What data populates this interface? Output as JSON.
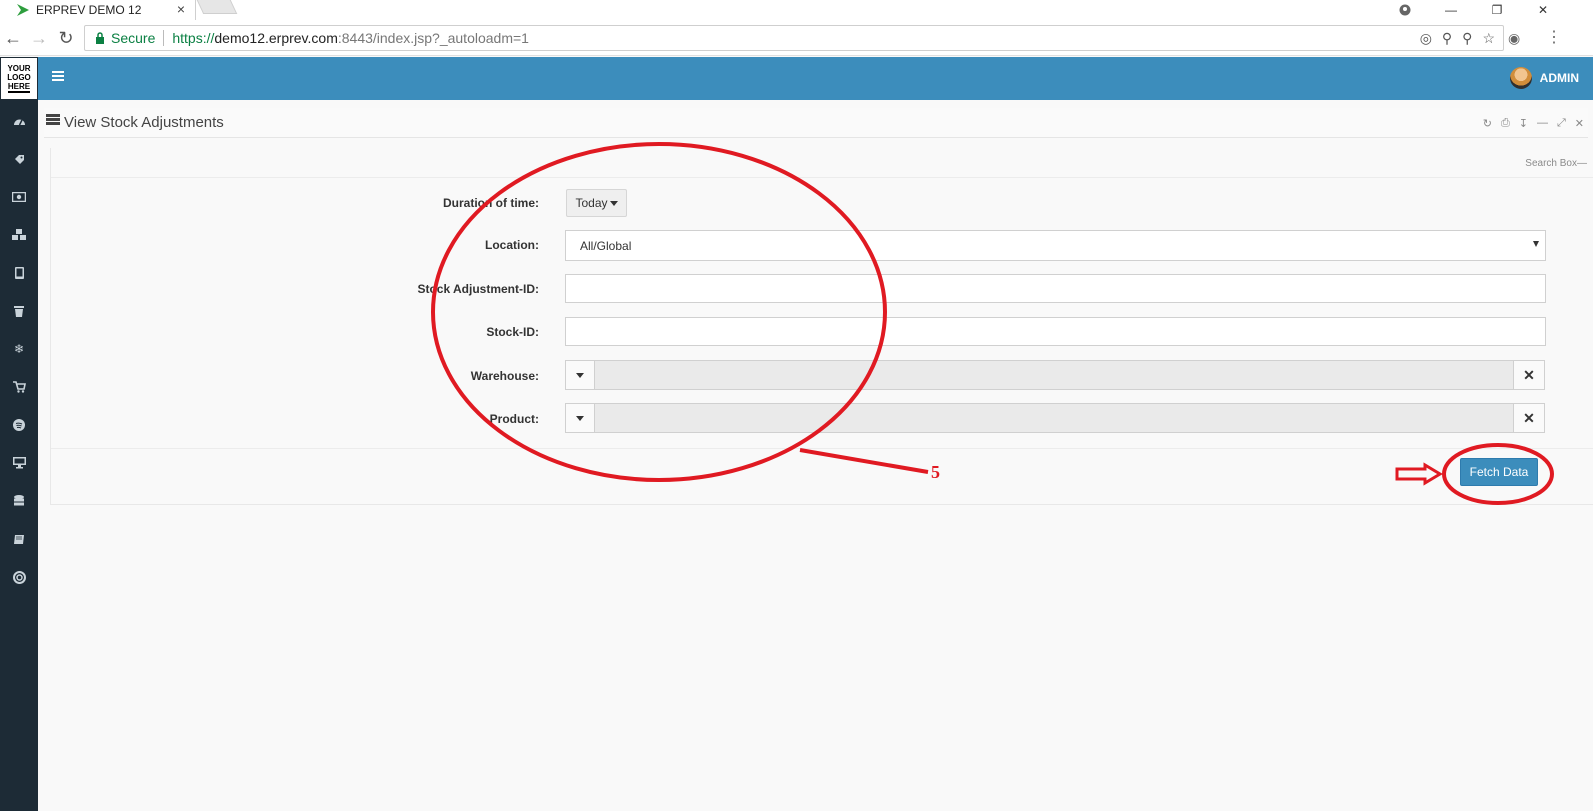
{
  "browser": {
    "tab_title": "ERPREV DEMO 12",
    "secure_label": "Secure",
    "url_proto": "https://",
    "url_host": "demo12.erprev.com",
    "url_rest": ":8443/index.jsp?_autoloadm=1"
  },
  "app": {
    "logo_line1": "YOUR",
    "logo_line2": "LOGO",
    "logo_line3": "HERE",
    "user_name": "ADMIN",
    "accent_color": "#3c8dbc",
    "sidebar_color": "#1d2b36"
  },
  "sidebar": {
    "icons": [
      "dashboard-icon",
      "tag-icon",
      "money-icon",
      "cubes-icon",
      "tablet-icon",
      "trash-icon",
      "snowflake-icon",
      "cart-icon",
      "spotify-icon",
      "desktop-icon",
      "database-icon",
      "book-icon",
      "lifebuoy-icon"
    ]
  },
  "panel": {
    "title": "View Stock Adjustments",
    "search_box_label": "Search Box"
  },
  "form": {
    "duration_label": "Duration of time:",
    "duration_value": "Today",
    "location_label": "Location:",
    "location_value": "All/Global",
    "stock_adjustment_id_label": "Stock Adjustment-ID:",
    "stock_id_label": "Stock-ID:",
    "warehouse_label": "Warehouse:",
    "product_label": "Product:",
    "fetch_button": "Fetch Data"
  },
  "annotation": {
    "number": "5",
    "color": "#e01a22"
  }
}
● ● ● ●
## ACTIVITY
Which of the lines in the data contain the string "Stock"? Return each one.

## ANSWER TO THE PROBLEM
    "title": "View Stock Adjustments",
    "stock_adjustment_id_label": "Stock Adjustment-ID:",
    "stock_id_label": "Stock-ID:",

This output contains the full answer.